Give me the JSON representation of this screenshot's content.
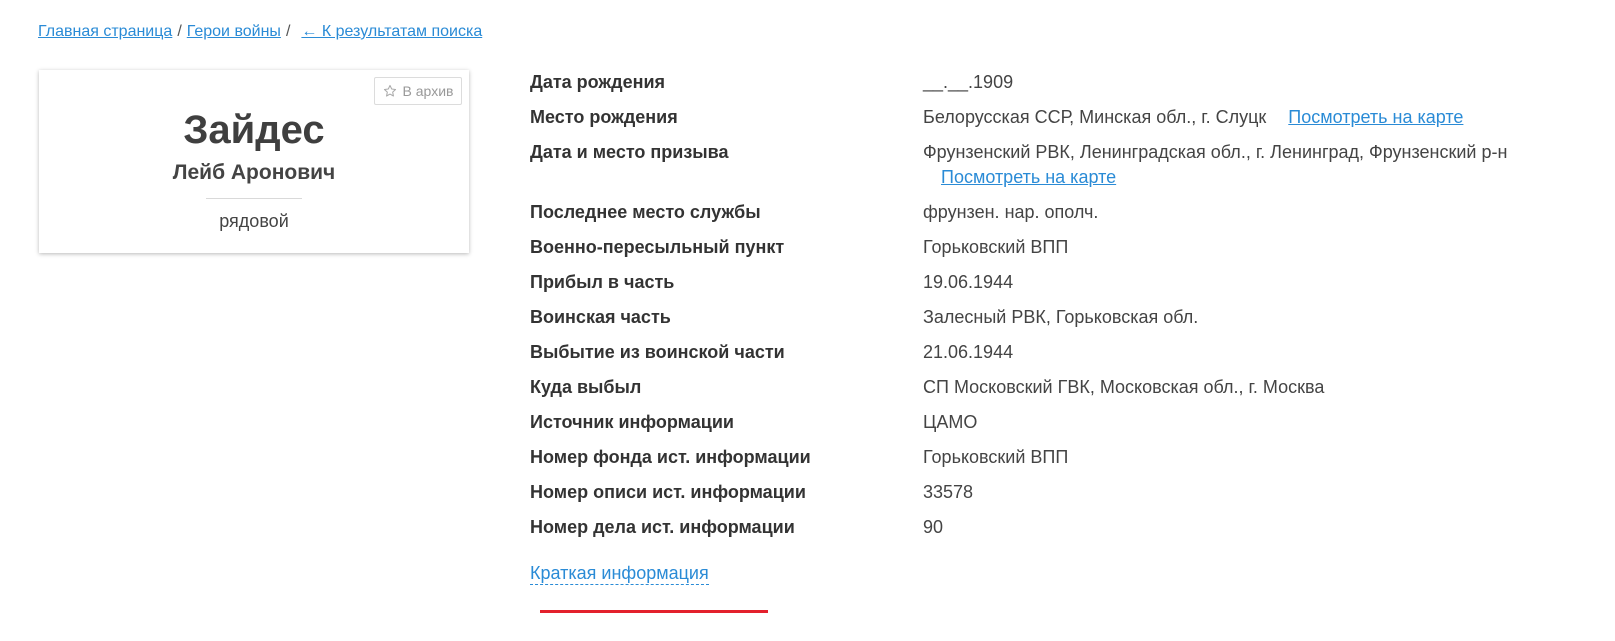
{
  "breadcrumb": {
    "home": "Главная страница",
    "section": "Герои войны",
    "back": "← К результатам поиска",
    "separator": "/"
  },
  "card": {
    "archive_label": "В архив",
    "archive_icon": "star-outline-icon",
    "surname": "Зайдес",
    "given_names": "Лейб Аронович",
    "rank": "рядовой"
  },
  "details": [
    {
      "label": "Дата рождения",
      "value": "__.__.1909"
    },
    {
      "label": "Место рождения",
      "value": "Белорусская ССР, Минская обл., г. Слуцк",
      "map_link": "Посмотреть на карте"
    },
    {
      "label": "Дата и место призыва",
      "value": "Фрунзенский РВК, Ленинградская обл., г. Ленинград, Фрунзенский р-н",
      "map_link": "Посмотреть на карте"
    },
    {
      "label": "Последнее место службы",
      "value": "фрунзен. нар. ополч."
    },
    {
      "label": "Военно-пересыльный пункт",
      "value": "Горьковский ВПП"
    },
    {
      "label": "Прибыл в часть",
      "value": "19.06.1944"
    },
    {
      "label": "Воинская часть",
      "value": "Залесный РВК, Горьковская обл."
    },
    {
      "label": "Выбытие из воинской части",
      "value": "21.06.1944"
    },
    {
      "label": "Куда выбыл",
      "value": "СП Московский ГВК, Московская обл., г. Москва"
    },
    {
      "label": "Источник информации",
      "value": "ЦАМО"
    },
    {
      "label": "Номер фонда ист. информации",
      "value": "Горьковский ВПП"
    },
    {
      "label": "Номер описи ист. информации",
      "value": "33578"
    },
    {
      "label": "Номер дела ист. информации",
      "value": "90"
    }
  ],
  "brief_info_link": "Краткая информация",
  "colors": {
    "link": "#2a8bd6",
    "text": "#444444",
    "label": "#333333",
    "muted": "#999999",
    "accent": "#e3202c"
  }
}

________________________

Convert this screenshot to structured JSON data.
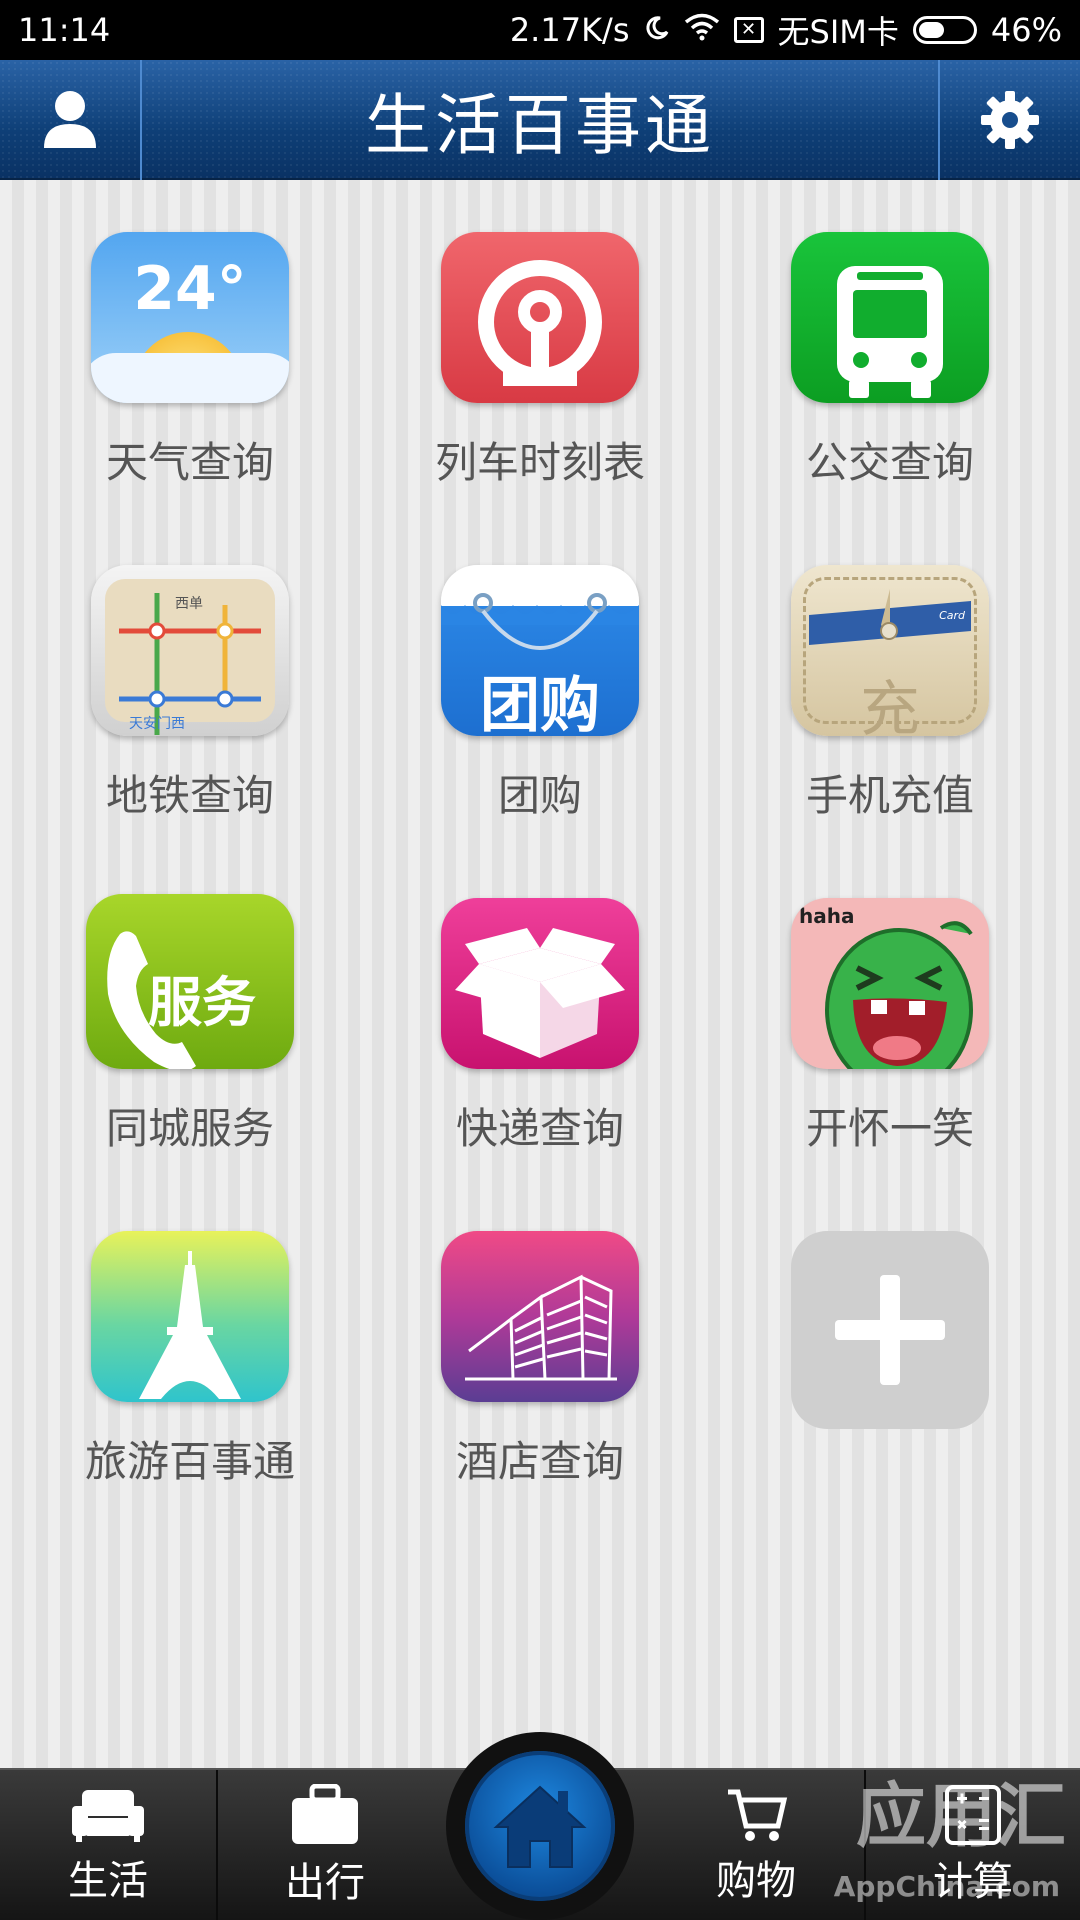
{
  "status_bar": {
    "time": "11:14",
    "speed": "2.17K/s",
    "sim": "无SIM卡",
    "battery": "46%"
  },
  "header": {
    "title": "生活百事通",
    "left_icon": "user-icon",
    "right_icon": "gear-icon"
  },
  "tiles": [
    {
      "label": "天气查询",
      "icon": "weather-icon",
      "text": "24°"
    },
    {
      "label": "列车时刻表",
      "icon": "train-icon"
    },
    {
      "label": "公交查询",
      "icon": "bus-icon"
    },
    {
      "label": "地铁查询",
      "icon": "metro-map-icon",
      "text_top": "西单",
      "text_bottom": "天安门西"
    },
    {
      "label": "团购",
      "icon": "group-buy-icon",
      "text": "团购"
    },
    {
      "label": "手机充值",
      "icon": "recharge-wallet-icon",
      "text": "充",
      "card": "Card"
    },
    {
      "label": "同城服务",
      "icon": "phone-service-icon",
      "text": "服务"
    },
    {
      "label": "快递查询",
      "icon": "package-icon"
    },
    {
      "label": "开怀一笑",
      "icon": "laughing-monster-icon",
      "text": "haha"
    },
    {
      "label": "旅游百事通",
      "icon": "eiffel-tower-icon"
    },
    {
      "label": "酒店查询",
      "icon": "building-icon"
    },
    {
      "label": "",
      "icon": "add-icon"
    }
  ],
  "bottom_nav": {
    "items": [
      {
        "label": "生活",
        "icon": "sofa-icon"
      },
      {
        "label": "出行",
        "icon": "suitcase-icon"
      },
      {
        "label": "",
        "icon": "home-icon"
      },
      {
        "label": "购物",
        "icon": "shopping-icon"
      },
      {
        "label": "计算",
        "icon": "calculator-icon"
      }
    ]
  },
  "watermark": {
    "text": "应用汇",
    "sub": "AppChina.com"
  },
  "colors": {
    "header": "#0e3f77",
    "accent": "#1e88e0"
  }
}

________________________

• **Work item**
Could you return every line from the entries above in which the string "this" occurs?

• **Reply**
Give me the JSON representation of this screenshot's content.
Convert this screenshot to structured JSON data.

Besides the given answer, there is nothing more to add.